Kit King is a legend. She is a Bahamian Canadian contemporary artist who creates masterful hyperrealistic portrait paintings. I reach out to her periodically for technical painting advice and to share positive feedback about her work. I’ve never been a huge fan of realism unless it brings something completely new to the table and elicits more questions than answers, and Kit King’s work does exactly that! She explores gender, beauty, identity and the human form, often cutting and reconstructing her works to create a new narrative. Her paintings have been exhibited in galleries and museums internationally- showing throughout Canada and the United States, as well as the United Kingdom, Mexico, Australia, and the United Arab Emirates. King has won several awards, and is a four time people’s choice winner of Canada’s Portrait competition -The Kingston Prize. I can’t wait to see what she makes next

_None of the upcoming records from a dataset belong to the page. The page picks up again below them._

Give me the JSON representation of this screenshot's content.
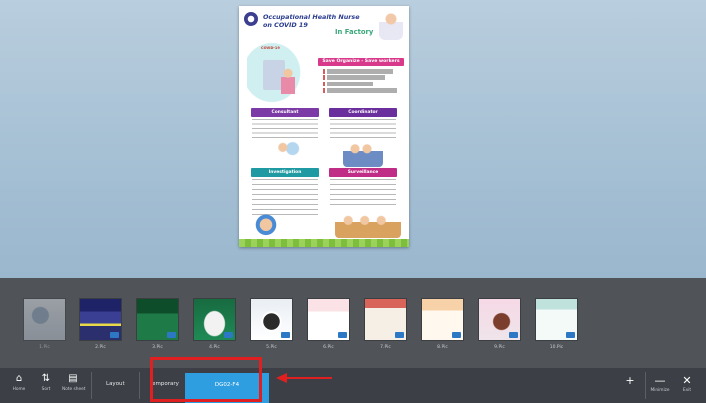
{
  "poster": {
    "title_line1": "Occupational Health Nurse",
    "title_line2": "on COVID 19",
    "subtitle": "In Factory",
    "ribbon": "Save Organize - Save workers",
    "covid_label": "COVID-19",
    "boxes": [
      "Consultant",
      "Coordinator",
      "Investigation",
      "Surveillance"
    ]
  },
  "thumbnails": [
    {
      "label": "1.Pic",
      "dim": true
    },
    {
      "label": "2.Pic"
    },
    {
      "label": "3.Pic"
    },
    {
      "label": "4.Pic"
    },
    {
      "label": "5.Pic"
    },
    {
      "label": "6.Pic"
    },
    {
      "label": "7.Pic"
    },
    {
      "label": "8.Pic"
    },
    {
      "label": "9.Pic"
    },
    {
      "label": "10.Pic"
    }
  ],
  "toolbar": {
    "home": "Home",
    "sort": "Sort",
    "note_sheet": "Note sheet",
    "layout": "Layout",
    "temporary": "temporary",
    "active_tab": "DG02-F4",
    "add": "+",
    "minimize": "Minimize",
    "exit": "Exit"
  },
  "colors": {
    "accent": "#2f9ee0",
    "annotation": "#e02020"
  }
}
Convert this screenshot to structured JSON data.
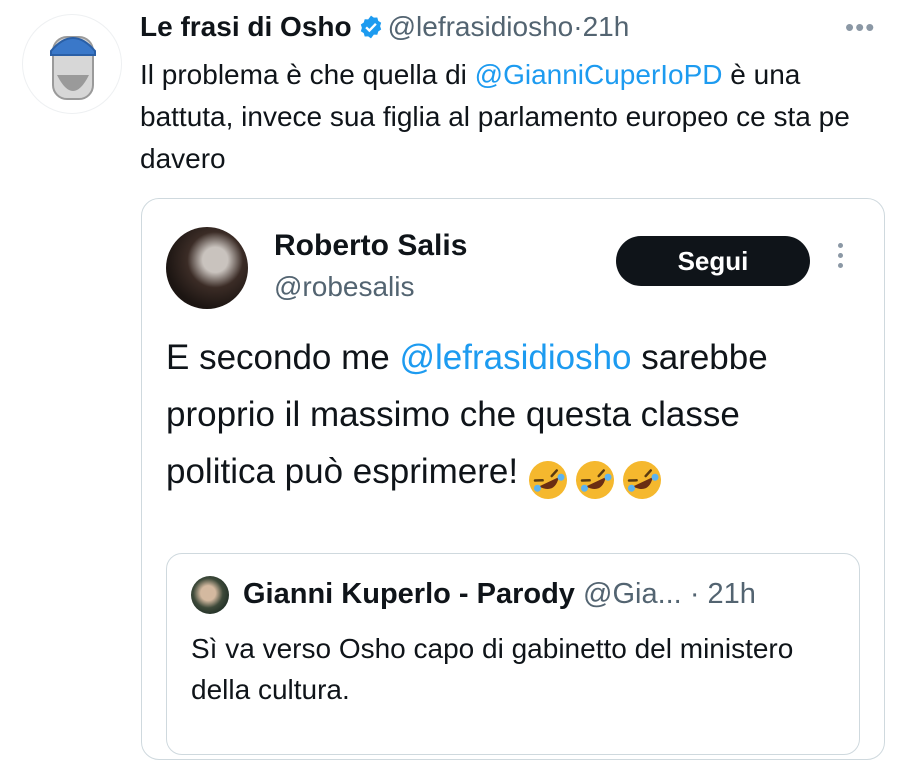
{
  "tweet": {
    "author": {
      "name": "Le frasi di Osho",
      "handle": "@lefrasidiosho"
    },
    "separator": "·",
    "time": "21h",
    "more": "•••",
    "text_before": "Il problema è che quella di ",
    "mention": "@GianniCuperIoPD",
    "text_after": " è una battuta, invece sua figlia al parlamento europeo ce sta pe davero"
  },
  "quote": {
    "author": {
      "name": "Roberto Salis",
      "handle": "@robesalis"
    },
    "follow_label": "Segui",
    "text_before": "E secondo me ",
    "mention": "@lefrasidiosho",
    "text_after": " sarebbe proprio il massimo che questa classe politica può esprimere!",
    "inner": {
      "author": {
        "name": "Gianni Kuperlo - Parody",
        "handle": "@Gia..."
      },
      "time": "· 21h",
      "text": "Sì va verso Osho capo di gabinetto del ministero della cultura."
    }
  },
  "colors": {
    "accent": "#1d9bf0",
    "text": "#0f1419",
    "muted": "#536471",
    "border": "#cfd9de"
  }
}
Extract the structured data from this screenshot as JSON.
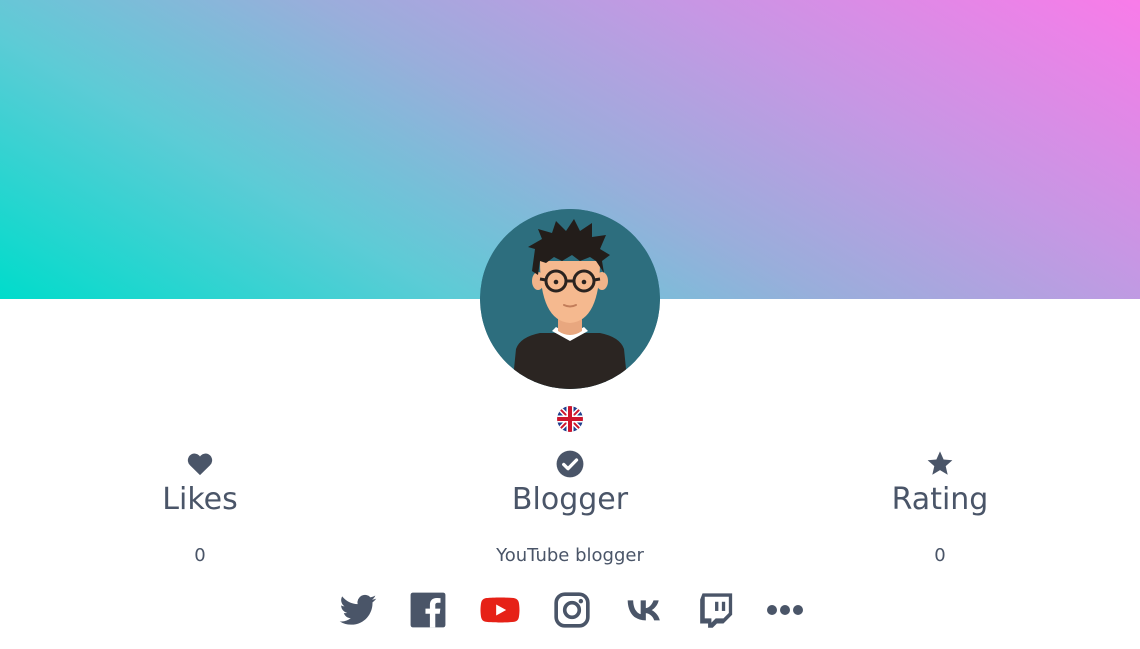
{
  "profile": {
    "avatar_icon": "avatar-illustration-icon",
    "flag_icon": "uk-flag-icon"
  },
  "stats": {
    "likes": {
      "icon": "heart-icon",
      "label": "Likes",
      "value": "0"
    },
    "blogger": {
      "icon": "check-circle-icon",
      "label": "Blogger",
      "value": "YouTube blogger"
    },
    "rating": {
      "icon": "star-icon",
      "label": "Rating",
      "value": "0"
    }
  },
  "socials": [
    {
      "icon": "twitter-icon"
    },
    {
      "icon": "facebook-icon"
    },
    {
      "icon": "youtube-icon"
    },
    {
      "icon": "instagram-icon"
    },
    {
      "icon": "vk-icon"
    },
    {
      "icon": "twitch-icon"
    },
    {
      "icon": "more-dots-icon"
    }
  ],
  "colors": {
    "text": "#4a5568",
    "icon": "#4a5568",
    "youtube": "#e62117",
    "cover_start": "#00dccb",
    "cover_end": "#f97be9",
    "avatar_bg": "#2d6e7e"
  }
}
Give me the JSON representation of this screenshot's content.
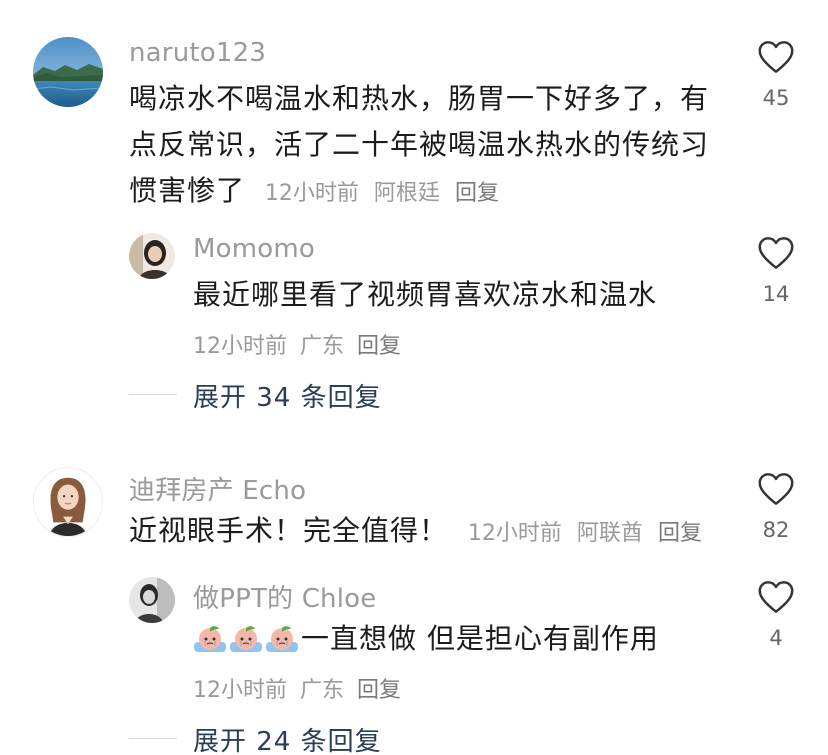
{
  "comments": [
    {
      "username": "naruto123",
      "text": "喝凉水不喝温水和热水，肠胃一下好多了，有点反常识，活了二十年被喝温水热水的传统习惯害惨了",
      "time": "12小时前",
      "location": "阿根廷",
      "reply_label": "回复",
      "likes": "45",
      "avatar": "lake-landscape-avatar",
      "replies": [
        {
          "username": "Momomo",
          "text": "最近哪里看了视频胃喜欢凉水和温水",
          "time": "12小时前",
          "location": "广东",
          "reply_label": "回复",
          "likes": "14",
          "avatar": "girl-photo-avatar"
        }
      ],
      "expand_label": "展开 34 条回复"
    },
    {
      "username": "迪拜房产 Echo",
      "text": "近视眼手术！完全值得！",
      "time": "12小时前",
      "location": "阿联酋",
      "reply_label": "回复",
      "likes": "82",
      "avatar": "cartoon-woman-avatar",
      "replies": [
        {
          "username": "做PPT的 Chloe",
          "text": "一直想做 但是担心有副作用",
          "emoji": [
            "crying-peach-emoji",
            "crying-peach-emoji",
            "crying-peach-emoji"
          ],
          "time": "12小时前",
          "location": "广东",
          "reply_label": "回复",
          "likes": "4",
          "avatar": "bw-photo-avatar"
        }
      ],
      "expand_label": "展开 24 条回复"
    }
  ],
  "colors": {
    "username": "#9a9a9a",
    "text": "#1c1c1c",
    "meta": "#9a9a9a",
    "expand": "#2b3d57",
    "heart": "#333333"
  }
}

Ben Quilty is an Australian artist. I first encountered his work in 2012 within days of arriving in Sydney after my move from Chicago. It was a portrait of Margaret Olley, which, unbeknownst to me, had won the Archibald Prize the year prior. At the time, I did not know who Ben or Margaret were, nor had I heard of the Archibald Prize…but the painting stopped in my tracks. I had never seen anything like it. After spending about 30 minutes absorbing the work from every angle I took note of Ben’s name and made a point to learn more about his artistic practice. Much of Ben’s current work depicts his personal response to the chaos and disorder of the world today. His paintings are figurative, although he takes a huge departure from realism. If you spend enough time with his paintings and sculptures they will rip your guts out in the most exhilarating way imaginable. I first met Ben when I was selected as a finalist for the Archibald Prize. He has been a great supporter of my work ever since, and I am so grateful for his continued feedback.
This was the last piece chosen by Kim Leutwyler for her TAKE OVER. Thank you so much, we appreciate you taking the time to put this day together.